Date of Award
Master of Science in Operations Research
Department of Operational Sciences
Paul F. Auclair, PhD
Dave L. Coulliette, PhD
This thesis examined the use of response surface methodology (RSM) to estimate the parameters of a finite-element groundwater model. An existing two-dimensional, steady-state flow model of a fractured carbonate groundwater system in southwestern Ohio served as the calibration target data set. A Plackett-Burman screening design showed that only four of the ten hydraulic conductivity zones significantly contributed to the output of the finite-element model. Also, the effective porosity parameter did not significantly affect the model's output. Using only the four significant hydraulic conductivity parameters; four two-level, four-factor designed experiments were conducted to exploit the first-order response surface defined by a residual sum of squares function. Additionally, a central composite design and ridge analysis were used to adjust the four parameters and finally arrive at a calibrated model in a grand total of 146 runs. The final calibrated model, which had an average head elevation of 292 meters, matched the calibration target data set with a mean absolute error of only 7 mm over all 524 nodes of the model. RSM provided an effective calibration technique to estimate groundwater flow parameters.
DTIC Accession Number

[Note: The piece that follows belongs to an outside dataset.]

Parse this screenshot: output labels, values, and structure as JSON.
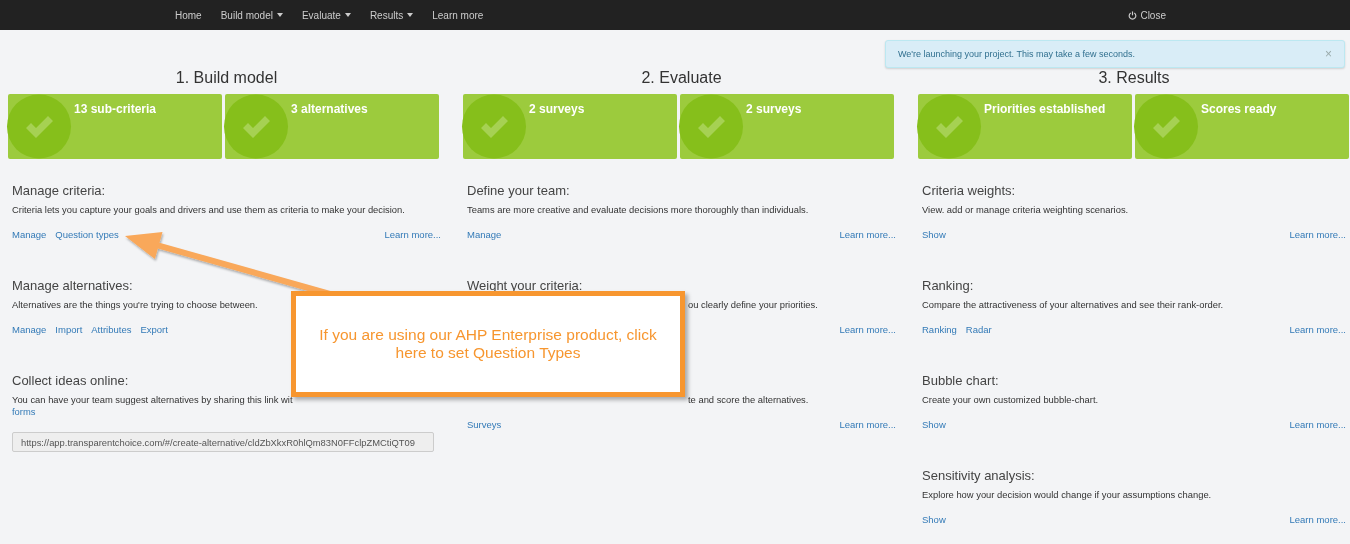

Cotman, Richard M., "Groundwater Model Parameter Estimation Using Response Surface Methodology" (1995). Theses and Dissertations. 6457.